Data supplied START

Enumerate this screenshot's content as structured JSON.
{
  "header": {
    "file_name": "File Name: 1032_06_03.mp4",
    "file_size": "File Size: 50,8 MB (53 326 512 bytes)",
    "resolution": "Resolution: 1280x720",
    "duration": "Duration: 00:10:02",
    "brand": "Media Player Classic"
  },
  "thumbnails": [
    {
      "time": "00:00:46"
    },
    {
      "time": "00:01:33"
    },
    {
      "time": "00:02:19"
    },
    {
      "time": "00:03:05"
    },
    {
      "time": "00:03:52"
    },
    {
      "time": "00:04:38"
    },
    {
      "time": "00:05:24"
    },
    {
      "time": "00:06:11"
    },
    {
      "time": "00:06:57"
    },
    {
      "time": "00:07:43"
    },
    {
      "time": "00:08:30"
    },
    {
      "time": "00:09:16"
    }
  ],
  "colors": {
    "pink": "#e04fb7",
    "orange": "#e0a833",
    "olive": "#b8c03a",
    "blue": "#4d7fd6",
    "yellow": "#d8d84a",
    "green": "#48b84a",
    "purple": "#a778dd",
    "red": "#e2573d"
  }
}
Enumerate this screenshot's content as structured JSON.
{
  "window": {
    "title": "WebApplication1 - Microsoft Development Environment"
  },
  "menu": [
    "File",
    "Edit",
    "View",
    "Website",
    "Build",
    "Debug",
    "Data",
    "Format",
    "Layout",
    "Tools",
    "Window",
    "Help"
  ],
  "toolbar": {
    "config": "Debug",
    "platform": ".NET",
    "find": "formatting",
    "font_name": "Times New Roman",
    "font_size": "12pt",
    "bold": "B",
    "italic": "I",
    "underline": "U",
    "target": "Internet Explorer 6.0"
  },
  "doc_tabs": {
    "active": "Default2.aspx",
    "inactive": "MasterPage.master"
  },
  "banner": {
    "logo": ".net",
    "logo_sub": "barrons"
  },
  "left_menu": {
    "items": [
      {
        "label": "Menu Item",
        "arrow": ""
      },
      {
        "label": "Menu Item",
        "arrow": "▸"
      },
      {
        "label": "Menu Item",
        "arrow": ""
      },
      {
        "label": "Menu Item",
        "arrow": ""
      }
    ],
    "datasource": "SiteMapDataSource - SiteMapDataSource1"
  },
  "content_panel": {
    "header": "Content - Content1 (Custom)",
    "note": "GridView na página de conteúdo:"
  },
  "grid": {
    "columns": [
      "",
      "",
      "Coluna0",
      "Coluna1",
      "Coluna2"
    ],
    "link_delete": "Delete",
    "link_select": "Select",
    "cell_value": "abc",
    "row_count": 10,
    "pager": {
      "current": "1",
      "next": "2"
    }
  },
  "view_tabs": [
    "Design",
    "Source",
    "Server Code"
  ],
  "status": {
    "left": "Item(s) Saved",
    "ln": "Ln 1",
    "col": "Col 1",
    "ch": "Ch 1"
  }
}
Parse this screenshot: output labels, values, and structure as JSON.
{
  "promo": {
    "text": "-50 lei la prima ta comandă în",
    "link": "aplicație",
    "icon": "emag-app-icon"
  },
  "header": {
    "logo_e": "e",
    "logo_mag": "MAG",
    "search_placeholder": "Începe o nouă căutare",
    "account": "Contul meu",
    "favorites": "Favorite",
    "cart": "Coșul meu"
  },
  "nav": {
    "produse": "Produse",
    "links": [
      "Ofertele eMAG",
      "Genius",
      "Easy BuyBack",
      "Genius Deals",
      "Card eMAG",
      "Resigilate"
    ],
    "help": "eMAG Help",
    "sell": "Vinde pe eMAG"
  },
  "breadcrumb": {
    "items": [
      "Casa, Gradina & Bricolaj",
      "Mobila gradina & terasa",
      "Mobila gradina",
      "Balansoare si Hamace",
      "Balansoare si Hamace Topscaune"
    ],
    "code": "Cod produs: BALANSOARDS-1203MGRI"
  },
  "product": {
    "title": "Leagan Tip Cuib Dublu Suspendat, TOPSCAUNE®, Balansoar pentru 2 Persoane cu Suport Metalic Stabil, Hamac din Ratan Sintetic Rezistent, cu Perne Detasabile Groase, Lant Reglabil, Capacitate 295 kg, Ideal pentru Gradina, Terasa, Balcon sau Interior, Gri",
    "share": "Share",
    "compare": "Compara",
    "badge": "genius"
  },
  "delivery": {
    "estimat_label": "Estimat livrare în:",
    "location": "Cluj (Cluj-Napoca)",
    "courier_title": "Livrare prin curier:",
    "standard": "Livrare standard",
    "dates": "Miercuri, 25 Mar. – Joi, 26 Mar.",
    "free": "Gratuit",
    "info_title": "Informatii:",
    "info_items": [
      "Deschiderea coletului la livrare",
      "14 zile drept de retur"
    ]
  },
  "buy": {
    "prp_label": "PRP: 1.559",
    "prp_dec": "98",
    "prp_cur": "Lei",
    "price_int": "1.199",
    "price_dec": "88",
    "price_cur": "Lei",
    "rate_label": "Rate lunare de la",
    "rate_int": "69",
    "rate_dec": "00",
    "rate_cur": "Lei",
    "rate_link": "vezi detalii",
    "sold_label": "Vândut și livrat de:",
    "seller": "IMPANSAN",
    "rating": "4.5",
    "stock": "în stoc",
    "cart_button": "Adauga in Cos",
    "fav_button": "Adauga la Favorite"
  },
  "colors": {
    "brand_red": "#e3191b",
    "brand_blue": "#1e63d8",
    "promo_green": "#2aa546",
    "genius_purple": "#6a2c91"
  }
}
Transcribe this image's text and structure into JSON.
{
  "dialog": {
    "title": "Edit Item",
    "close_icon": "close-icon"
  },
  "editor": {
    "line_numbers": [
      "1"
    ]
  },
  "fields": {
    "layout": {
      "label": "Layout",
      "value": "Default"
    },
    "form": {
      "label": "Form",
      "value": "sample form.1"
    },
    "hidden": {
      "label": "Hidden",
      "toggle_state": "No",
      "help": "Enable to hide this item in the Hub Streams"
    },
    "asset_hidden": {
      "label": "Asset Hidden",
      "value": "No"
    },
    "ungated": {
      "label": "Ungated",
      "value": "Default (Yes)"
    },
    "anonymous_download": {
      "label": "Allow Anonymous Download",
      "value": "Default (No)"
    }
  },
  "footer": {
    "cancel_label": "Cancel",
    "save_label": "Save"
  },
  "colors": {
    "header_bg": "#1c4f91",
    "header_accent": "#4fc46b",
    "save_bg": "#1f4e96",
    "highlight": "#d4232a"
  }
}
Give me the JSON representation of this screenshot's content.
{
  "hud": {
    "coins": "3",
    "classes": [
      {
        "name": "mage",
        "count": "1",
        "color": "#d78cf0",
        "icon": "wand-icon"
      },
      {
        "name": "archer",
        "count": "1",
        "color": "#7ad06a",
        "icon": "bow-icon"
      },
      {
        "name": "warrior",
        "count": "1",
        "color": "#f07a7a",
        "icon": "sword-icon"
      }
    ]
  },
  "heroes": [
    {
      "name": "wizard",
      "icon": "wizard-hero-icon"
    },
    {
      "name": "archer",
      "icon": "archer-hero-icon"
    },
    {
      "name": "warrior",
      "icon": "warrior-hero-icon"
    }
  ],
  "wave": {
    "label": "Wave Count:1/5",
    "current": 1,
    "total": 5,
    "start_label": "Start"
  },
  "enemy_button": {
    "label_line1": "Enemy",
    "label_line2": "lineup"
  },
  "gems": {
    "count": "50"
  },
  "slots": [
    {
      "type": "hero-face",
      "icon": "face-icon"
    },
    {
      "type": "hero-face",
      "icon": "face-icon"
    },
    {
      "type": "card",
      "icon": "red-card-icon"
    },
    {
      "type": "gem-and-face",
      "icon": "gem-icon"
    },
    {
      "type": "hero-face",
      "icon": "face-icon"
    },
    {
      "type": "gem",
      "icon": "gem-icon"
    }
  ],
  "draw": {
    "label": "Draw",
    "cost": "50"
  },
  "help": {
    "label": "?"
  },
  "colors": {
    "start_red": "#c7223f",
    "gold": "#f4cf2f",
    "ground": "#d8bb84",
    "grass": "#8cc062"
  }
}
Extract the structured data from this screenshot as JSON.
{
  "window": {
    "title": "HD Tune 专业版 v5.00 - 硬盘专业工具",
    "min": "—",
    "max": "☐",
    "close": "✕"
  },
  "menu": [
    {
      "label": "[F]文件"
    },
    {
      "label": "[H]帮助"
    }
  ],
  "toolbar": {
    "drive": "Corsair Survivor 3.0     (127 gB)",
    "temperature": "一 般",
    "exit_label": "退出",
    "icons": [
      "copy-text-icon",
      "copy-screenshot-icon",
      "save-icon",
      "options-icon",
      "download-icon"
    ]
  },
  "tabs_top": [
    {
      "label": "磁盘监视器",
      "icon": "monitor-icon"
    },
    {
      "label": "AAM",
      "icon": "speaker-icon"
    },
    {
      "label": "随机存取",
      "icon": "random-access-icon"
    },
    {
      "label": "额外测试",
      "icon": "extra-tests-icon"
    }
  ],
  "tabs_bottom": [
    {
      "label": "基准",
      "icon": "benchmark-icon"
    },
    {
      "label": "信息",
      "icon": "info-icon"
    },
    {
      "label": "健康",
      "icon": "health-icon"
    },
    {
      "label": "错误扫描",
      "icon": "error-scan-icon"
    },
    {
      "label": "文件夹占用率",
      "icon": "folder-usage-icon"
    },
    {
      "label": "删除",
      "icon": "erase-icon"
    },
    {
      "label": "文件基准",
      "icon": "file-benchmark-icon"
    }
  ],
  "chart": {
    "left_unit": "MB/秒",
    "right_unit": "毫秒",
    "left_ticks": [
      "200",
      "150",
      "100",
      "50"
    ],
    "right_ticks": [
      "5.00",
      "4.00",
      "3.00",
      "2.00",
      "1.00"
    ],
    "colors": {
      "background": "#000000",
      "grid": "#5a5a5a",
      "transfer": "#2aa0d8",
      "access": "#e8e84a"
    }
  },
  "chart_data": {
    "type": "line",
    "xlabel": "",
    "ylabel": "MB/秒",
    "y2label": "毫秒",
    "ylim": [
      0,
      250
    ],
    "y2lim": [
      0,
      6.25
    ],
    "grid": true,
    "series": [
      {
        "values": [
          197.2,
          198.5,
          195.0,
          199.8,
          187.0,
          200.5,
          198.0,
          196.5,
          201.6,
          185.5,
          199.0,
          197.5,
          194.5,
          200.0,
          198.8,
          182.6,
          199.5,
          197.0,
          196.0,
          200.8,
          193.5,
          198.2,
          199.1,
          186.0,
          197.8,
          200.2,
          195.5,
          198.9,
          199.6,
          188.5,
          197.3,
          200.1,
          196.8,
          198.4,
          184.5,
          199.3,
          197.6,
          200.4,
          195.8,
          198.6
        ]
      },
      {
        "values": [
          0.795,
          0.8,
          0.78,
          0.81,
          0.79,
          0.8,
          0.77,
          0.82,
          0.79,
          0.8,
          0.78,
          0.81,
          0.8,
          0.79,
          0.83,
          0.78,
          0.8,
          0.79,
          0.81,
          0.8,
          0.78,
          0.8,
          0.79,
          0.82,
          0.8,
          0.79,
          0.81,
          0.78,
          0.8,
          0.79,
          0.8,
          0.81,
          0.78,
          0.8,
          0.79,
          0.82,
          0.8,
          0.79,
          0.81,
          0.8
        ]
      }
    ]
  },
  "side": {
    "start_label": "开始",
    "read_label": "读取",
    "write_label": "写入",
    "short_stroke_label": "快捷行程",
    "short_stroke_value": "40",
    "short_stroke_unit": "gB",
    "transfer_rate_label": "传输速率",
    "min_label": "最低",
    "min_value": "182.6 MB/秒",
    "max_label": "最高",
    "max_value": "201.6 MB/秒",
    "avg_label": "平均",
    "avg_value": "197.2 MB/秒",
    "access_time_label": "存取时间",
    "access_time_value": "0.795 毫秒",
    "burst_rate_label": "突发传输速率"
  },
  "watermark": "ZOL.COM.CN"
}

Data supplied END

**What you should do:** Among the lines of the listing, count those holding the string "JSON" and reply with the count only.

**Response to the task:** 6